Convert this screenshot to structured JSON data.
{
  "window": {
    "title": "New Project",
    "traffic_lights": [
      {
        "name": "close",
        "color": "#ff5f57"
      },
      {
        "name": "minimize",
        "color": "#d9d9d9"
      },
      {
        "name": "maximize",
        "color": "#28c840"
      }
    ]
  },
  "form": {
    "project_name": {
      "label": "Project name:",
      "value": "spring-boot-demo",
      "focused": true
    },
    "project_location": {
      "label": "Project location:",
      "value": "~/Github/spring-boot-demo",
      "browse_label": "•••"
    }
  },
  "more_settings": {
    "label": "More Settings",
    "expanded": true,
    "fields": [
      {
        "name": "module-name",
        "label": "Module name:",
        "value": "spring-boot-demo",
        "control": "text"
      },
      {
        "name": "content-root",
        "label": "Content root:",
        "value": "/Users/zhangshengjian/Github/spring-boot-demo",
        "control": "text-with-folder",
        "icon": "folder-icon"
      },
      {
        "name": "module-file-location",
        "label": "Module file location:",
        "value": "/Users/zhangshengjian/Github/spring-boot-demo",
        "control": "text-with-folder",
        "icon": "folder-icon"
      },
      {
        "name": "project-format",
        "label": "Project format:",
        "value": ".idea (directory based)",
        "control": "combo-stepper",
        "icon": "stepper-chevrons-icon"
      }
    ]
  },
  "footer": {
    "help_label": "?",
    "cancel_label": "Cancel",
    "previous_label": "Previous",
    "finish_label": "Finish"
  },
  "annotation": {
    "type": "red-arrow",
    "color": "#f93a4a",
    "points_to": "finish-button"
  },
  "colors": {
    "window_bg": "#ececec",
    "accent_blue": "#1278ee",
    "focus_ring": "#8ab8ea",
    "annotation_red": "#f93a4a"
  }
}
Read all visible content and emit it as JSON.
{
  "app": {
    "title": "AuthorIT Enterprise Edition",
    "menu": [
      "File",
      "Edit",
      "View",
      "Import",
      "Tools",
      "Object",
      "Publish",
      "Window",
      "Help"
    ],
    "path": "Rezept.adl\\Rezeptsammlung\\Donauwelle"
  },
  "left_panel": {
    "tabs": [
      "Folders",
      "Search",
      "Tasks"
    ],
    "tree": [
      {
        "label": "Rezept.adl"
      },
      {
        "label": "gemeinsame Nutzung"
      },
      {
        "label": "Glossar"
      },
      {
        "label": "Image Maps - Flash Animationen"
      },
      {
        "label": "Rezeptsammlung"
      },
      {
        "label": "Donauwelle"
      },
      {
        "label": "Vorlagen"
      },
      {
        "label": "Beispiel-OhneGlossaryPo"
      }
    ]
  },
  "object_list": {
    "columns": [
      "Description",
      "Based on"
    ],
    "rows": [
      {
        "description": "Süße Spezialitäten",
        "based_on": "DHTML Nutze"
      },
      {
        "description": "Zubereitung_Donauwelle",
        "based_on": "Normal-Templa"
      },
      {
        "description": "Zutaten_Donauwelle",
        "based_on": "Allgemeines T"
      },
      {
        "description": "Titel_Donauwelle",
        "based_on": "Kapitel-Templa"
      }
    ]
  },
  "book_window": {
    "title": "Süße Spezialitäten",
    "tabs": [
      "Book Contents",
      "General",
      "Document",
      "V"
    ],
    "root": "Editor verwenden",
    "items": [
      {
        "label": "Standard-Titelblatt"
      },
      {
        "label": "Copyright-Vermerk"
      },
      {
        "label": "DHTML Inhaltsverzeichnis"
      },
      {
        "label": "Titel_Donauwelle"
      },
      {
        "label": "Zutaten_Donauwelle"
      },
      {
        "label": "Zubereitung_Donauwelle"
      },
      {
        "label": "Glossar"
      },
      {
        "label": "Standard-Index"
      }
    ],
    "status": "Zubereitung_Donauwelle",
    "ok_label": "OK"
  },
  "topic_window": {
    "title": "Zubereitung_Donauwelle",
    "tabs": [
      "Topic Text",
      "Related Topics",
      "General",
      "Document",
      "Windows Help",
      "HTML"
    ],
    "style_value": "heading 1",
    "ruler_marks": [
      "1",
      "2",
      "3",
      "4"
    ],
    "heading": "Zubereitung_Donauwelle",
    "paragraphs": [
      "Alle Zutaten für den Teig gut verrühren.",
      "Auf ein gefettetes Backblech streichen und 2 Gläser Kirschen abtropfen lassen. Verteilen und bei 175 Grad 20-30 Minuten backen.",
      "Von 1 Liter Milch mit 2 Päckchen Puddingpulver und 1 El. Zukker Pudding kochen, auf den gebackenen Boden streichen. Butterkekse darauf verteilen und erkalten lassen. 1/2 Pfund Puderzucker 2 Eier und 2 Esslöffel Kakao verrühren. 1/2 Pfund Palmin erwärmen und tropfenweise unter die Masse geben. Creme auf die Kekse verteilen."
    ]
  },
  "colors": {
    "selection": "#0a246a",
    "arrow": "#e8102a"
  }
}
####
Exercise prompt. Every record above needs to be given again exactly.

Output.
Convert this screenshot to structured JSON data.
{
  "window": {
    "title": "New Project",
    "traffic_lights": [
      {
        "name": "close",
        "color": "#ff5f57"
      },
      {
        "name": "minimize",
        "color": "#d9d9d9"
      },
      {
        "name": "maximize",
        "color": "#28c840"
      }
    ]
  },
  "form": {
    "project_name": {
      "label": "Project name:",
      "value": "spring-boot-demo",
      "focused": true
    },
    "project_location": {
      "label": "Project location:",
      "value": "~/Github/spring-boot-demo",
      "browse_label": "•••"
    }
  },
  "more_settings": {
    "label": "More Settings",
    "expanded": true,
    "fields": [
      {
        "name": "module-name",
        "label": "Module name:",
        "value": "spring-boot-demo",
        "control": "text"
      },
      {
        "name": "content-root",
        "label": "Content root:",
        "value": "/Users/zhangshengjian/Github/spring-boot-demo",
        "control": "text-with-folder",
        "icon": "folder-icon"
      },
      {
        "name": "module-file-location",
        "label": "Module file location:",
        "value": "/Users/zhangshengjian/Github/spring-boot-demo",
        "control": "text-with-folder",
        "icon": "folder-icon"
      },
      {
        "name": "project-format",
        "label": "Project format:",
        "value": ".idea (directory based)",
        "control": "combo-stepper",
        "icon": "stepper-chevrons-icon"
      }
    ]
  },
  "footer": {
    "help_label": "?",
    "cancel_label": "Cancel",
    "previous_label": "Previous",
    "finish_label": "Finish"
  },
  "annotation": {
    "type": "red-arrow",
    "color": "#f93a4a",
    "points_to": "finish-button"
  },
  "colors": {
    "window_bg": "#ececec",
    "accent_blue": "#1278ee",
    "focus_ring": "#8ab8ea",
    "annotation_red": "#f93a4a"
  }
}
Read all visible content and emit it as JSON.
{
  "app": {
    "title": "AuthorIT Enterprise Edition",
    "menu": [
      "File",
      "Edit",
      "View",
      "Import",
      "Tools",
      "Object",
      "Publish",
      "Window",
      "Help"
    ],
    "path": "Rezept.adl\\Rezeptsammlung\\Donauwelle"
  },
  "left_panel": {
    "tabs": [
      "Folders",
      "Search",
      "Tasks"
    ],
    "tree": [
      {
        "label": "Rezept.adl"
      },
      {
        "label": "gemeinsame Nutzung"
      },
      {
        "label": "Glossar"
      },
      {
        "label": "Image Maps - Flash Animationen"
      },
      {
        "label": "Rezeptsammlung"
      },
      {
        "label": "Donauwelle"
      },
      {
        "label": "Vorlagen"
      },
      {
        "label": "Beispiel-OhneGlossaryPo"
      }
    ]
  },
  "object_list": {
    "columns": [
      "Description",
      "Based on"
    ],
    "rows": [
      {
        "description": "Süße Spezialitäten",
        "based_on": "DHTML Nutze"
      },
      {
        "description": "Zubereitung_Donauwelle",
        "based_on": "Normal-Templa"
      },
      {
        "description": "Zutaten_Donauwelle",
        "based_on": "Allgemeines T"
      },
      {
        "description": "Titel_Donauwelle",
        "based_on": "Kapitel-Templa"
      }
    ]
  },
  "book_window": {
    "title": "Süße Spezialitäten",
    "tabs": [
      "Book Contents",
      "General",
      "Document",
      "V"
    ],
    "root": "Editor verwenden",
    "items": [
      {
        "label": "Standard-Titelblatt"
      },
      {
        "label": "Copyright-Vermerk"
      },
      {
        "label": "DHTML Inhaltsverzeichnis"
      },
      {
        "label": "Titel_Donauwelle"
      },
      {
        "label": "Zutaten_Donauwelle"
      },
      {
        "label": "Zubereitung_Donauwelle"
      },
      {
        "label": "Glossar"
      },
      {
        "label": "Standard-Index"
      }
    ],
    "status": "Zubereitung_Donauwelle",
    "ok_label": "OK"
  },
  "topic_window": {
    "title": "Zubereitung_Donauwelle",
    "tabs": [
      "Topic Text",
      "Related Topics",
      "General",
      "Document",
      "Windows Help",
      "HTML"
    ],
    "style_value": "heading 1",
    "ruler_marks": [
      "1",
      "2",
      "3",
      "4"
    ],
    "heading": "Zubereitung_Donauwelle",
    "paragraphs": [
      "Alle Zutaten für den Teig gut verrühren.",
      "Auf ein gefettetes Backblech streichen und 2 Gläser Kirschen abtropfen lassen. Verteilen und bei 175 Grad 20-30 Minuten backen.",
      "Von 1 Liter Milch mit 2 Päckchen Puddingpulver und 1 El. Zukker Pudding kochen, auf den gebackenen Boden streichen. Butterkekse darauf verteilen und erkalten lassen. 1/2 Pfund Puderzucker 2 Eier und 2 Esslöffel Kakao verrühren. 1/2 Pfund Palmin erwärmen und tropfenweise unter die Masse geben. Creme auf die Kekse verteilen."
    ]
  },
  "colors": {
    "selection": "#0a246a",
    "arrow": "#e8102a"
  }
}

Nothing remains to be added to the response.